What is CyberSenses?

Cyborg in training
Image courtesy of CaZaTo Ma, used under CC BY-NC-ND 2.0 license. So…not one of our cyborgs.

Is technology changing what it means to be human? Once the notion of a robotic hand was confined only to science fiction, a miraculous treatment only available to the likes of Luke Skywalker. However, what was once fiction is fast becoming reality. Everyday, researchers are discovering new ways to replace – and enhance – the human body with robotic, biological and cybernetic augmentations. With a vision to return sight to the blind, sound to the deaf, and movement to the crippled, science progresses quickly towards a brighter tomorrow.

Few would argue against using such advancements to help people, but questions about the relationship between people and technology quickly arise. Should we be allowed to augment the human body beyond what is “natural”? Where do prosthetics end and enhancements begin? What can we use technology to do? Imagine a world where people use technology to experience the world in entirely new ways: seeing sounds, hearing color and much more.

As technology becomes rapidly more advanced, our relationships with it evolve rapidly as well. To probe these interactions the ASU Imagination Project (a student organization affiliated with the Center for Science and the Imagination) introduces CyberSenses. This new project will design and engineer new devices to allow people to experience the world in new and innovative ways. Simultaneously, we seek  to develop an understanding of the ethics of technology and what it really means to be “human” in a cybernetic age.

Over the summer, CyberSenses will be hosting a series of creative workshops to prototype our devices. Also, we will be using online tools and social media to visualize the network of connections between existing technology, cutting-edge research, science fiction, and mainstream culture relating to cybernetics.

For more information, drop us a line:

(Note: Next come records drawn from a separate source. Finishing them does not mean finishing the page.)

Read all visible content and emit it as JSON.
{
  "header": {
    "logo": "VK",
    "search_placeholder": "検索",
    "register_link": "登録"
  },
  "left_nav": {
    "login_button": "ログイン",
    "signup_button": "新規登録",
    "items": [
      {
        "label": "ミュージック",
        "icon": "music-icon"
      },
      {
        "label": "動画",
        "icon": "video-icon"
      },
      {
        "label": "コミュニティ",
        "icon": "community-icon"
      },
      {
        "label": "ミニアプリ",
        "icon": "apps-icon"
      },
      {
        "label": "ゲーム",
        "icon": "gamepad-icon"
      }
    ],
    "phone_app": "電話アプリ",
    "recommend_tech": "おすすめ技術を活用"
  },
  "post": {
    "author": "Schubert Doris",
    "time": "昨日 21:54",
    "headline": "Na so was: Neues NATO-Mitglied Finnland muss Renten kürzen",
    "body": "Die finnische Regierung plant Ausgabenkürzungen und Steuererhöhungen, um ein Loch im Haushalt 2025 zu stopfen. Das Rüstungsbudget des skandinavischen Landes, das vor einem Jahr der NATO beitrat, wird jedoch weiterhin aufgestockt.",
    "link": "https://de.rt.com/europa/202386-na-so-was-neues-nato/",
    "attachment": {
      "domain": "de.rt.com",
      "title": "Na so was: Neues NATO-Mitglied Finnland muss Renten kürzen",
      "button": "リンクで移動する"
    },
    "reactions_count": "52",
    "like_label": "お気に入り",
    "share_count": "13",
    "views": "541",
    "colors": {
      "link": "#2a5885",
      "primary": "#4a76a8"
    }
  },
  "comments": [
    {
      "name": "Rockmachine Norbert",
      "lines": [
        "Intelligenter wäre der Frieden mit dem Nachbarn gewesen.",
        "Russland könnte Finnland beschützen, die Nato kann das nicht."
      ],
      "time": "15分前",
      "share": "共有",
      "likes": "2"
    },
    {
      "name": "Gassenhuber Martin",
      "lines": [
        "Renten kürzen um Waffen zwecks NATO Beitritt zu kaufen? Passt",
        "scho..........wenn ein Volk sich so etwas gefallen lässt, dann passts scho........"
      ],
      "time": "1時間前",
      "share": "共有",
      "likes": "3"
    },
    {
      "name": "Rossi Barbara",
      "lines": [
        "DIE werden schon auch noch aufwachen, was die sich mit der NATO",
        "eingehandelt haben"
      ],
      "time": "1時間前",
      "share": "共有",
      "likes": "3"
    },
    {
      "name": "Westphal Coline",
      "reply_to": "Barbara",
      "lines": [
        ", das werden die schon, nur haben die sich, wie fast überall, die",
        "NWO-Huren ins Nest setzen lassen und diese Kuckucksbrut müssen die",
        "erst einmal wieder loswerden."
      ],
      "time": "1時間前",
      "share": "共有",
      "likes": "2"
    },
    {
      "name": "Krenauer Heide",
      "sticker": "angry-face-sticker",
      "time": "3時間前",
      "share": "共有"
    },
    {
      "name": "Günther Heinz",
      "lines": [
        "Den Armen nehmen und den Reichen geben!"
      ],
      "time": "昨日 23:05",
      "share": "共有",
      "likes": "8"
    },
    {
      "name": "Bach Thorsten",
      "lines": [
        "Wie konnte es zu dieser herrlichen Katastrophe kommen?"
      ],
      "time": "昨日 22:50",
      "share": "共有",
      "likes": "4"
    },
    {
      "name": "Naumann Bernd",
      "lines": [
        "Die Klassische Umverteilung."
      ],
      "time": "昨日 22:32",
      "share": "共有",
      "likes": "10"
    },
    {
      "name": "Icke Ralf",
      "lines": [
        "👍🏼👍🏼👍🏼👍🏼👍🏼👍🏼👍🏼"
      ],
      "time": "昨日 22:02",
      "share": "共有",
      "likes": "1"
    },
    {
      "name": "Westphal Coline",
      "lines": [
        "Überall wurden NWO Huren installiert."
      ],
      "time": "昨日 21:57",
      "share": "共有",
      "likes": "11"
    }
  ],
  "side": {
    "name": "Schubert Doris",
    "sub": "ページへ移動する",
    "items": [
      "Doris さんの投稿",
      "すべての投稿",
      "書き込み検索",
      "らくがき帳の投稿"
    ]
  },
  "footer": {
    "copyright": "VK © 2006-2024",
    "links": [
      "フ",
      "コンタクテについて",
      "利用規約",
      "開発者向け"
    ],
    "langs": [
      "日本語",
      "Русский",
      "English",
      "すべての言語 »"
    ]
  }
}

CyberSenses will be hosting two free lunch orientations to share information about the project with new members! Join us at West Hall, room 160 on ASU’s Tempe campus at 12:30 pm on both Tuesday, May 21 and Thursday, May 25 to learn more.